When SQL Server executes a query it uses a query plan to determine how to access data and complete the query. SQL Server offers DBAs and developers the ability to see these query plans to assist in query optimization. Without query plans it would be difficult to figure out how to tune and optimize your queries.
One such version of query plans is Graphical Execution Plans which allows you to see a graphical representation of the processing steps of your query to find optimization opportunities.
The Query Execution Plans describe the steps and the order used to access or modify data in the Microsoft SQL Server database. In this tutorial we will use the terms Execution Plan, Query Plan and Query Execution Plan interchangeably.
Briefly, the Query Plan defines how SQL statements are physically executed by the server. The Query Plan describes the data retrieval and storage methods that are used by the Query Optimizer to execute a specific query. For example, it includes whether the whole table should be read or if an index is used to read a small number of records.
The Execution Plan consists of different operations and each operation has one output which is called the result set. The operations can have one or more inputs such as join operations that have two inputs. Each result set (output) will be the input for the next operation until the SQL statement is finished executing. Therefore the data flow can be drawn as a connection between operators from right to left.
There are many potential ways to execute a query thus SQL Server has to choose the most beneficial one.
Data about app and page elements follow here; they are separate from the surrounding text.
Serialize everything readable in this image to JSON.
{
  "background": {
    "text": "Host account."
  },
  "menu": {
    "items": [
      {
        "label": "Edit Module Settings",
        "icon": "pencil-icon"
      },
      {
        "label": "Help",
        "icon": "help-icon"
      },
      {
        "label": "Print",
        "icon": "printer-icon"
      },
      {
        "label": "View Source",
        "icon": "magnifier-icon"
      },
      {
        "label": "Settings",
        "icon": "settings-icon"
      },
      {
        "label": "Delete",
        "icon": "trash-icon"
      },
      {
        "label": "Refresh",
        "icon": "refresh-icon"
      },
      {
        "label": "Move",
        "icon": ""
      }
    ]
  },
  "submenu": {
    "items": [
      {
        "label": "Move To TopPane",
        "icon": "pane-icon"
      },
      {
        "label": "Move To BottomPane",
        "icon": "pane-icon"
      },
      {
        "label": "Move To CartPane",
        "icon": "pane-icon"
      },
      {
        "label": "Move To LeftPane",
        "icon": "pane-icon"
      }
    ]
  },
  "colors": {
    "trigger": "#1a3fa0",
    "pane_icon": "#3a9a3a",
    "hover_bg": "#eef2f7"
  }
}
In the case of very complex queries where there can be many variations, so SQL just picks a plan that is good enough.
The executed Query Plans are also stored in the Procedure Cache, so they can be retrieved and reused if a similar query is executed.
SQL Server can create plans in two ways:
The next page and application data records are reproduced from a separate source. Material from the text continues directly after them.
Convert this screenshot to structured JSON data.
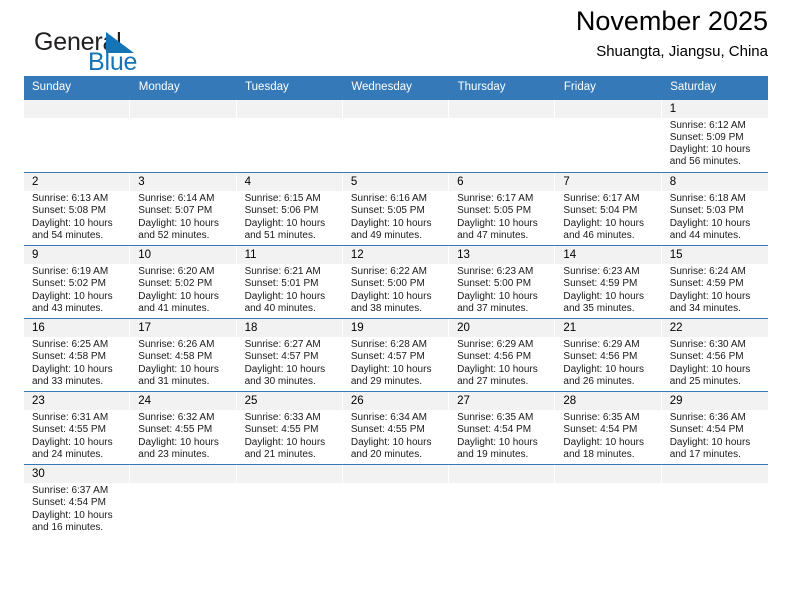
{
  "brand": {
    "name_part1": "General",
    "name_part2": "Blue",
    "flag_icon": "blue-triangle-flag-icon",
    "color_dark": "#231f20",
    "color_blue": "#1574b5"
  },
  "header": {
    "title": "November 2025",
    "subtitle": "Shuangta, Jiangsu, China"
  },
  "theme": {
    "header_bar": "#3579b8",
    "daynum_band": "#f2f2f2",
    "row_divider": "#3579b8"
  },
  "weekday_headers": [
    "Sunday",
    "Monday",
    "Tuesday",
    "Wednesday",
    "Thursday",
    "Friday",
    "Saturday"
  ],
  "labels": {
    "sunrise": "Sunrise:",
    "sunset": "Sunset:",
    "daylight": "Daylight:"
  },
  "weeks": [
    [
      {
        "empty": true
      },
      {
        "empty": true
      },
      {
        "empty": true
      },
      {
        "empty": true
      },
      {
        "empty": true
      },
      {
        "empty": true
      },
      {
        "day": "1",
        "sunrise": "Sunrise: 6:12 AM",
        "sunset": "Sunset: 5:09 PM",
        "daylight": "Daylight: 10 hours and 56 minutes."
      }
    ],
    [
      {
        "day": "2",
        "sunrise": "Sunrise: 6:13 AM",
        "sunset": "Sunset: 5:08 PM",
        "daylight": "Daylight: 10 hours and 54 minutes."
      },
      {
        "day": "3",
        "sunrise": "Sunrise: 6:14 AM",
        "sunset": "Sunset: 5:07 PM",
        "daylight": "Daylight: 10 hours and 52 minutes."
      },
      {
        "day": "4",
        "sunrise": "Sunrise: 6:15 AM",
        "sunset": "Sunset: 5:06 PM",
        "daylight": "Daylight: 10 hours and 51 minutes."
      },
      {
        "day": "5",
        "sunrise": "Sunrise: 6:16 AM",
        "sunset": "Sunset: 5:05 PM",
        "daylight": "Daylight: 10 hours and 49 minutes."
      },
      {
        "day": "6",
        "sunrise": "Sunrise: 6:17 AM",
        "sunset": "Sunset: 5:05 PM",
        "daylight": "Daylight: 10 hours and 47 minutes."
      },
      {
        "day": "7",
        "sunrise": "Sunrise: 6:17 AM",
        "sunset": "Sunset: 5:04 PM",
        "daylight": "Daylight: 10 hours and 46 minutes."
      },
      {
        "day": "8",
        "sunrise": "Sunrise: 6:18 AM",
        "sunset": "Sunset: 5:03 PM",
        "daylight": "Daylight: 10 hours and 44 minutes."
      }
    ],
    [
      {
        "day": "9",
        "sunrise": "Sunrise: 6:19 AM",
        "sunset": "Sunset: 5:02 PM",
        "daylight": "Daylight: 10 hours and 43 minutes."
      },
      {
        "day": "10",
        "sunrise": "Sunrise: 6:20 AM",
        "sunset": "Sunset: 5:02 PM",
        "daylight": "Daylight: 10 hours and 41 minutes."
      },
      {
        "day": "11",
        "sunrise": "Sunrise: 6:21 AM",
        "sunset": "Sunset: 5:01 PM",
        "daylight": "Daylight: 10 hours and 40 minutes."
      },
      {
        "day": "12",
        "sunrise": "Sunrise: 6:22 AM",
        "sunset": "Sunset: 5:00 PM",
        "daylight": "Daylight: 10 hours and 38 minutes."
      },
      {
        "day": "13",
        "sunrise": "Sunrise: 6:23 AM",
        "sunset": "Sunset: 5:00 PM",
        "daylight": "Daylight: 10 hours and 37 minutes."
      },
      {
        "day": "14",
        "sunrise": "Sunrise: 6:23 AM",
        "sunset": "Sunset: 4:59 PM",
        "daylight": "Daylight: 10 hours and 35 minutes."
      },
      {
        "day": "15",
        "sunrise": "Sunrise: 6:24 AM",
        "sunset": "Sunset: 4:59 PM",
        "daylight": "Daylight: 10 hours and 34 minutes."
      }
    ],
    [
      {
        "day": "16",
        "sunrise": "Sunrise: 6:25 AM",
        "sunset": "Sunset: 4:58 PM",
        "daylight": "Daylight: 10 hours and 33 minutes."
      },
      {
        "day": "17",
        "sunrise": "Sunrise: 6:26 AM",
        "sunset": "Sunset: 4:58 PM",
        "daylight": "Daylight: 10 hours and 31 minutes."
      },
      {
        "day": "18",
        "sunrise": "Sunrise: 6:27 AM",
        "sunset": "Sunset: 4:57 PM",
        "daylight": "Daylight: 10 hours and 30 minutes."
      },
      {
        "day": "19",
        "sunrise": "Sunrise: 6:28 AM",
        "sunset": "Sunset: 4:57 PM",
        "daylight": "Daylight: 10 hours and 29 minutes."
      },
      {
        "day": "20",
        "sunrise": "Sunrise: 6:29 AM",
        "sunset": "Sunset: 4:56 PM",
        "daylight": "Daylight: 10 hours and 27 minutes."
      },
      {
        "day": "21",
        "sunrise": "Sunrise: 6:29 AM",
        "sunset": "Sunset: 4:56 PM",
        "daylight": "Daylight: 10 hours and 26 minutes."
      },
      {
        "day": "22",
        "sunrise": "Sunrise: 6:30 AM",
        "sunset": "Sunset: 4:56 PM",
        "daylight": "Daylight: 10 hours and 25 minutes."
      }
    ],
    [
      {
        "day": "23",
        "sunrise": "Sunrise: 6:31 AM",
        "sunset": "Sunset: 4:55 PM",
        "daylight": "Daylight: 10 hours and 24 minutes."
      },
      {
        "day": "24",
        "sunrise": "Sunrise: 6:32 AM",
        "sunset": "Sunset: 4:55 PM",
        "daylight": "Daylight: 10 hours and 23 minutes."
      },
      {
        "day": "25",
        "sunrise": "Sunrise: 6:33 AM",
        "sunset": "Sunset: 4:55 PM",
        "daylight": "Daylight: 10 hours and 21 minutes."
      },
      {
        "day": "26",
        "sunrise": "Sunrise: 6:34 AM",
        "sunset": "Sunset: 4:55 PM",
        "daylight": "Daylight: 10 hours and 20 minutes."
      },
      {
        "day": "27",
        "sunrise": "Sunrise: 6:35 AM",
        "sunset": "Sunset: 4:54 PM",
        "daylight": "Daylight: 10 hours and 19 minutes."
      },
      {
        "day": "28",
        "sunrise": "Sunrise: 6:35 AM",
        "sunset": "Sunset: 4:54 PM",
        "daylight": "Daylight: 10 hours and 18 minutes."
      },
      {
        "day": "29",
        "sunrise": "Sunrise: 6:36 AM",
        "sunset": "Sunset: 4:54 PM",
        "daylight": "Daylight: 10 hours and 17 minutes."
      }
    ],
    [
      {
        "day": "30",
        "sunrise": "Sunrise: 6:37 AM",
        "sunset": "Sunset: 4:54 PM",
        "daylight": "Daylight: 10 hours and 16 minutes."
      },
      {
        "empty": true
      },
      {
        "empty": true
      },
      {
        "empty": true
      },
      {
        "empty": true
      },
      {
        "empty": true
      },
      {
        "empty": true
      }
    ]
  ]
}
In the next sections we will look at sample execution plans and how to read them.